» TASK ITEM: A word-for-word repetition of all the entries is needed.

Recorded data
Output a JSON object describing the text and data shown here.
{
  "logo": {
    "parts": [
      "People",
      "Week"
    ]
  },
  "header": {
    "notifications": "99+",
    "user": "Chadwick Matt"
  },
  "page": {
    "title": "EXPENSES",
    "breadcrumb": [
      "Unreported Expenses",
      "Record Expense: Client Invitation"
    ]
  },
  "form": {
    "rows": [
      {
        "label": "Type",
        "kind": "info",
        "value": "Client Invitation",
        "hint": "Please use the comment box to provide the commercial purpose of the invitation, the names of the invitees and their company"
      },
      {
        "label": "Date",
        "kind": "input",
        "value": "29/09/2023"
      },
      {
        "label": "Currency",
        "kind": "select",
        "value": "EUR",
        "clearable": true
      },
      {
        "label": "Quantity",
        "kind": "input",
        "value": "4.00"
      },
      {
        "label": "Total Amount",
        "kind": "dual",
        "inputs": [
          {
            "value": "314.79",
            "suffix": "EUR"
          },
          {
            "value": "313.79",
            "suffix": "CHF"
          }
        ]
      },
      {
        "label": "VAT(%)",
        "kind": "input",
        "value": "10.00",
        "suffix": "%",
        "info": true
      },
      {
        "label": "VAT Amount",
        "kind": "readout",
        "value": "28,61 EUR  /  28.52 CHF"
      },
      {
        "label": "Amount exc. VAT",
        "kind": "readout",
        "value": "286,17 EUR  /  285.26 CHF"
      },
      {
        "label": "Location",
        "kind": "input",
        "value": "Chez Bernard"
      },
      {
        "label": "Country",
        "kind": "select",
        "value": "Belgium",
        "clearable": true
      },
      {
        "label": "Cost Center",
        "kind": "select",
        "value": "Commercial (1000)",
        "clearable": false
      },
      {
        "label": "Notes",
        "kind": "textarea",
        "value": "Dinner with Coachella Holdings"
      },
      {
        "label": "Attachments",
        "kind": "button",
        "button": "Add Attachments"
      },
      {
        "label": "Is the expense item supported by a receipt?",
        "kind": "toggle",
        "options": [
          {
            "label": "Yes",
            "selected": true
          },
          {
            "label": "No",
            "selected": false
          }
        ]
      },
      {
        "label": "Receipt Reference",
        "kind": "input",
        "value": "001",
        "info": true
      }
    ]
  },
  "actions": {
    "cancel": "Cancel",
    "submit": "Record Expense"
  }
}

» EXERCISE SOLUTION:
Output a JSON object describing the text and data shown here.
{
  "logo": {
    "parts": [
      "People",
      "Week"
    ]
  },
  "header": {
    "notifications": "99+",
    "user": "Chadwick Matt"
  },
  "page": {
    "title": "EXPENSES",
    "breadcrumb": [
      "Unreported Expenses",
      "Record Expense: Client Invitation"
    ]
  },
  "form": {
    "rows": [
      {
        "label": "Type",
        "kind": "info",
        "value": "Client Invitation",
        "hint": "Please use the comment box to provide the commercial purpose of the invitation, the names of the invitees and their company"
      },
      {
        "label": "Date",
        "kind": "input",
        "value": "29/09/2023"
      },
      {
        "label": "Currency",
        "kind": "select",
        "value": "EUR",
        "clearable": true
      },
      {
        "label": "Quantity",
        "kind": "input",
        "value": "4.00"
      },
      {
        "label": "Total Amount",
        "kind": "dual",
        "inputs": [
          {
            "value": "314.79",
            "suffix": "EUR"
          },
          {
            "value": "313.79",
            "suffix": "CHF"
          }
        ]
      },
      {
        "label": "VAT(%)",
        "kind": "input",
        "value": "10.00",
        "suffix": "%",
        "info": true
      },
      {
        "label": "VAT Amount",
        "kind": "readout",
        "value": "28,61 EUR  /  28.52 CHF"
      },
      {
        "label": "Amount exc. VAT",
        "kind": "readout",
        "value": "286,17 EUR  /  285.26 CHF"
      },
      {
        "label": "Location",
        "kind": "input",
        "value": "Chez Bernard"
      },
      {
        "label": "Country",
        "kind": "select",
        "value": "Belgium",
        "clearable": true
      },
      {
        "label": "Cost Center",
        "kind": "select",
        "value": "Commercial (1000)",
        "clearable": false
      },
      {
        "label": "Notes",
        "kind": "textarea",
        "value": "Dinner with Coachella Holdings"
      },
      {
        "label": "Attachments",
        "kind": "button",
        "button": "Add Attachments"
      },
      {
        "label": "Is the expense item supported by a receipt?",
        "kind": "toggle",
        "options": [
          {
            "label": "Yes",
            "selected": true
          },
          {
            "label": "No",
            "selected": false
          }
        ]
      },
      {
        "label": "Receipt Reference",
        "kind": "input",
        "value": "001",
        "info": true
      }
    ]
  },
  "actions": {
    "cancel": "Cancel",
    "submit": "Record Expense"
  }
}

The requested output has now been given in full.